- _Work task_
Report the lines of the material that carry the string "structured".

- _Given entries_
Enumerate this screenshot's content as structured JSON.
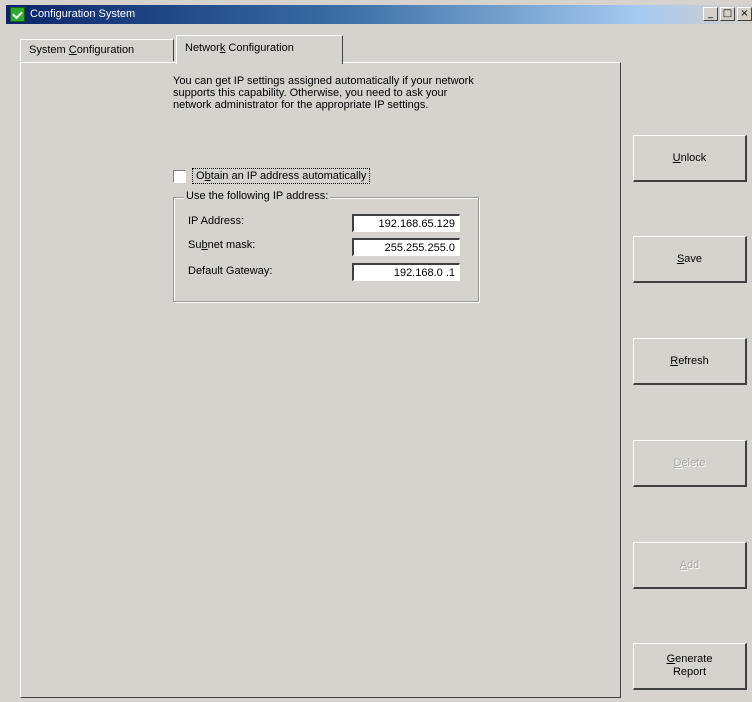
{
  "window": {
    "title": "Configuration System",
    "controls": {
      "minimize": "_",
      "maximize": "□",
      "close": "×"
    }
  },
  "tabs": [
    {
      "prefix": "System ",
      "accel": "C",
      "suffix": "onfiguration",
      "active": false
    },
    {
      "prefix": "Networ",
      "accel": "k",
      "suffix": " Configuration",
      "active": true
    }
  ],
  "network": {
    "intro": "You can get IP settings assigned automatically if your network supports this capability. Otherwise, you need to ask your network administrator for the appropriate IP settings.",
    "auto_checkbox": {
      "prefix": "O",
      "accel": "b",
      "suffix": "tain an IP address automatically",
      "checked": false
    },
    "group_title": "Use the following IP address:",
    "fields": [
      {
        "label_prefix": "IP Address:",
        "label_accel": "",
        "label_suffix": "",
        "value": "192.168.65.129"
      },
      {
        "label_prefix": "Su",
        "label_accel": "b",
        "label_suffix": "net mask:",
        "value": "255.255.255.0"
      },
      {
        "label_prefix": "Default Gateway:",
        "label_accel": "",
        "label_suffix": "",
        "value": "192.168.0 .1"
      }
    ]
  },
  "buttons": [
    {
      "accel": "U",
      "rest": "nlock",
      "enabled": true
    },
    {
      "accel": "S",
      "rest": "ave",
      "enabled": true
    },
    {
      "accel": "R",
      "rest": "efresh",
      "enabled": true
    },
    {
      "accel": "D",
      "rest": "elete",
      "enabled": false
    },
    {
      "accel": "A",
      "rest": "dd",
      "enabled": false
    },
    {
      "accel": "G",
      "rest": "enerate\nReport",
      "enabled": true
    }
  ],
  "colors": {
    "face": "#d6d3ce",
    "title_bar_start": "#0a246a",
    "title_bar_end": "#a6caf0",
    "disabled_text": "#a8a6a2"
  }
}
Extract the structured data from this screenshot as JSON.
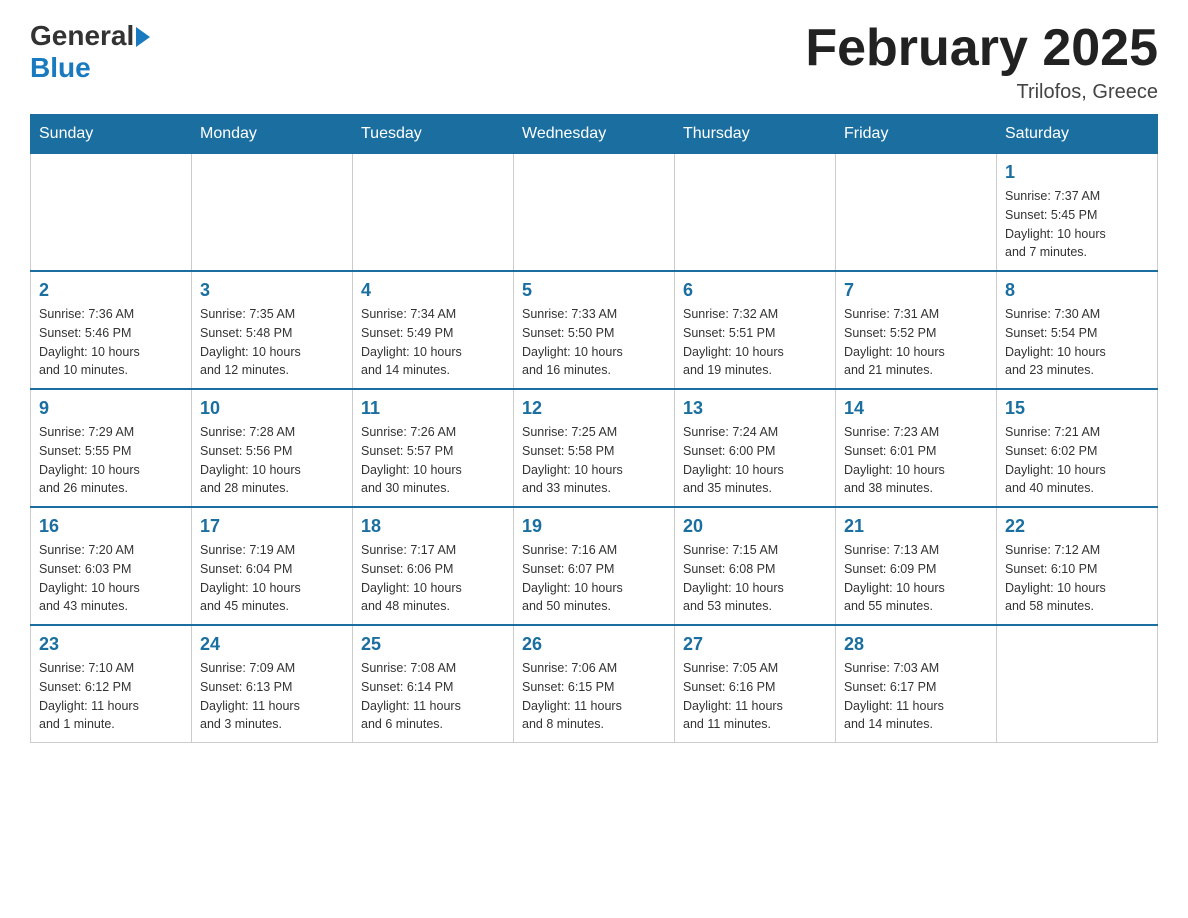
{
  "header": {
    "logo_general": "General",
    "logo_blue": "Blue",
    "month_title": "February 2025",
    "location": "Trilofos, Greece"
  },
  "days_of_week": [
    "Sunday",
    "Monday",
    "Tuesday",
    "Wednesday",
    "Thursday",
    "Friday",
    "Saturday"
  ],
  "weeks": [
    [
      {
        "num": "",
        "info": ""
      },
      {
        "num": "",
        "info": ""
      },
      {
        "num": "",
        "info": ""
      },
      {
        "num": "",
        "info": ""
      },
      {
        "num": "",
        "info": ""
      },
      {
        "num": "",
        "info": ""
      },
      {
        "num": "1",
        "info": "Sunrise: 7:37 AM\nSunset: 5:45 PM\nDaylight: 10 hours\nand 7 minutes."
      }
    ],
    [
      {
        "num": "2",
        "info": "Sunrise: 7:36 AM\nSunset: 5:46 PM\nDaylight: 10 hours\nand 10 minutes."
      },
      {
        "num": "3",
        "info": "Sunrise: 7:35 AM\nSunset: 5:48 PM\nDaylight: 10 hours\nand 12 minutes."
      },
      {
        "num": "4",
        "info": "Sunrise: 7:34 AM\nSunset: 5:49 PM\nDaylight: 10 hours\nand 14 minutes."
      },
      {
        "num": "5",
        "info": "Sunrise: 7:33 AM\nSunset: 5:50 PM\nDaylight: 10 hours\nand 16 minutes."
      },
      {
        "num": "6",
        "info": "Sunrise: 7:32 AM\nSunset: 5:51 PM\nDaylight: 10 hours\nand 19 minutes."
      },
      {
        "num": "7",
        "info": "Sunrise: 7:31 AM\nSunset: 5:52 PM\nDaylight: 10 hours\nand 21 minutes."
      },
      {
        "num": "8",
        "info": "Sunrise: 7:30 AM\nSunset: 5:54 PM\nDaylight: 10 hours\nand 23 minutes."
      }
    ],
    [
      {
        "num": "9",
        "info": "Sunrise: 7:29 AM\nSunset: 5:55 PM\nDaylight: 10 hours\nand 26 minutes."
      },
      {
        "num": "10",
        "info": "Sunrise: 7:28 AM\nSunset: 5:56 PM\nDaylight: 10 hours\nand 28 minutes."
      },
      {
        "num": "11",
        "info": "Sunrise: 7:26 AM\nSunset: 5:57 PM\nDaylight: 10 hours\nand 30 minutes."
      },
      {
        "num": "12",
        "info": "Sunrise: 7:25 AM\nSunset: 5:58 PM\nDaylight: 10 hours\nand 33 minutes."
      },
      {
        "num": "13",
        "info": "Sunrise: 7:24 AM\nSunset: 6:00 PM\nDaylight: 10 hours\nand 35 minutes."
      },
      {
        "num": "14",
        "info": "Sunrise: 7:23 AM\nSunset: 6:01 PM\nDaylight: 10 hours\nand 38 minutes."
      },
      {
        "num": "15",
        "info": "Sunrise: 7:21 AM\nSunset: 6:02 PM\nDaylight: 10 hours\nand 40 minutes."
      }
    ],
    [
      {
        "num": "16",
        "info": "Sunrise: 7:20 AM\nSunset: 6:03 PM\nDaylight: 10 hours\nand 43 minutes."
      },
      {
        "num": "17",
        "info": "Sunrise: 7:19 AM\nSunset: 6:04 PM\nDaylight: 10 hours\nand 45 minutes."
      },
      {
        "num": "18",
        "info": "Sunrise: 7:17 AM\nSunset: 6:06 PM\nDaylight: 10 hours\nand 48 minutes."
      },
      {
        "num": "19",
        "info": "Sunrise: 7:16 AM\nSunset: 6:07 PM\nDaylight: 10 hours\nand 50 minutes."
      },
      {
        "num": "20",
        "info": "Sunrise: 7:15 AM\nSunset: 6:08 PM\nDaylight: 10 hours\nand 53 minutes."
      },
      {
        "num": "21",
        "info": "Sunrise: 7:13 AM\nSunset: 6:09 PM\nDaylight: 10 hours\nand 55 minutes."
      },
      {
        "num": "22",
        "info": "Sunrise: 7:12 AM\nSunset: 6:10 PM\nDaylight: 10 hours\nand 58 minutes."
      }
    ],
    [
      {
        "num": "23",
        "info": "Sunrise: 7:10 AM\nSunset: 6:12 PM\nDaylight: 11 hours\nand 1 minute."
      },
      {
        "num": "24",
        "info": "Sunrise: 7:09 AM\nSunset: 6:13 PM\nDaylight: 11 hours\nand 3 minutes."
      },
      {
        "num": "25",
        "info": "Sunrise: 7:08 AM\nSunset: 6:14 PM\nDaylight: 11 hours\nand 6 minutes."
      },
      {
        "num": "26",
        "info": "Sunrise: 7:06 AM\nSunset: 6:15 PM\nDaylight: 11 hours\nand 8 minutes."
      },
      {
        "num": "27",
        "info": "Sunrise: 7:05 AM\nSunset: 6:16 PM\nDaylight: 11 hours\nand 11 minutes."
      },
      {
        "num": "28",
        "info": "Sunrise: 7:03 AM\nSunset: 6:17 PM\nDaylight: 11 hours\nand 14 minutes."
      },
      {
        "num": "",
        "info": ""
      }
    ]
  ]
}
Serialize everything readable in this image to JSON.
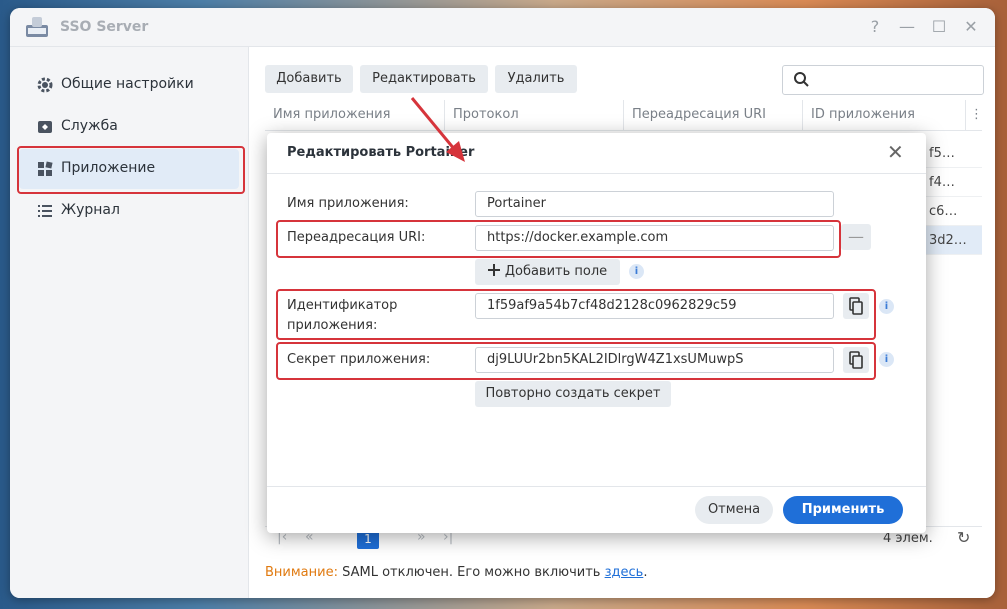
{
  "window": {
    "title": "SSO Server",
    "help": "?",
    "minimize": "—",
    "maximize": "☐",
    "close": "✕"
  },
  "sidebar": {
    "items": [
      {
        "label": "Общие настройки",
        "icon": "gear-icon"
      },
      {
        "label": "Служба",
        "icon": "service-icon"
      },
      {
        "label": "Приложение",
        "icon": "apps-grid-icon"
      },
      {
        "label": "Журнал",
        "icon": "list-icon"
      }
    ]
  },
  "toolbar": {
    "add": "Добавить",
    "edit": "Редактировать",
    "delete": "Удалить"
  },
  "table": {
    "columns": [
      "Имя приложения",
      "Протокол",
      "Переадресация URI",
      "ID приложения",
      "⋮"
    ],
    "rows_visible_id": [
      "f5…",
      "f4…",
      "c6…",
      "3d2…"
    ]
  },
  "pager": {
    "first": "|‹",
    "prev": "«",
    "current": "1",
    "next": "»",
    "last": "›|",
    "count": "4 элем.",
    "refresh": "↻"
  },
  "notice": {
    "label": "Внимание:",
    "text": " SAML отключен. Его можно включить ",
    "link": "здесь",
    "end": "."
  },
  "dialog": {
    "title": "Редактировать Portainer",
    "close": "✕",
    "fields": {
      "app_name_label": "Имя приложения:",
      "app_name_value": "Portainer",
      "redirect_label": "Переадресация URI:",
      "redirect_value": "https://docker.example.com",
      "add_field": "Добавить поле",
      "app_id_label": "Идентификатор приложения:",
      "app_id_value": "1f59af9a54b7cf48d2128c0962829c59",
      "secret_label": "Секрет приложения:",
      "secret_value": "dj9LUUr2bn5KAL2IDlrgW4Z1xsUMuwpS",
      "regen": "Повторно создать секрет"
    },
    "info": "i",
    "cancel": "Отмена",
    "apply": "Применить"
  },
  "colors": {
    "accent": "#1f6fd8",
    "highlight": "#d6343b",
    "warning": "#e07a10"
  }
}
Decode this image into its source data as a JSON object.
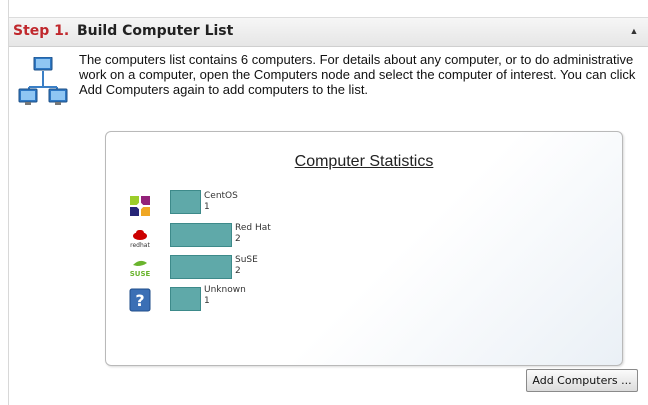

- _Solution to this exercise_
Enumerate this screenshot's content as structured JSON.
Extract the structured data from this screenshot as JSON.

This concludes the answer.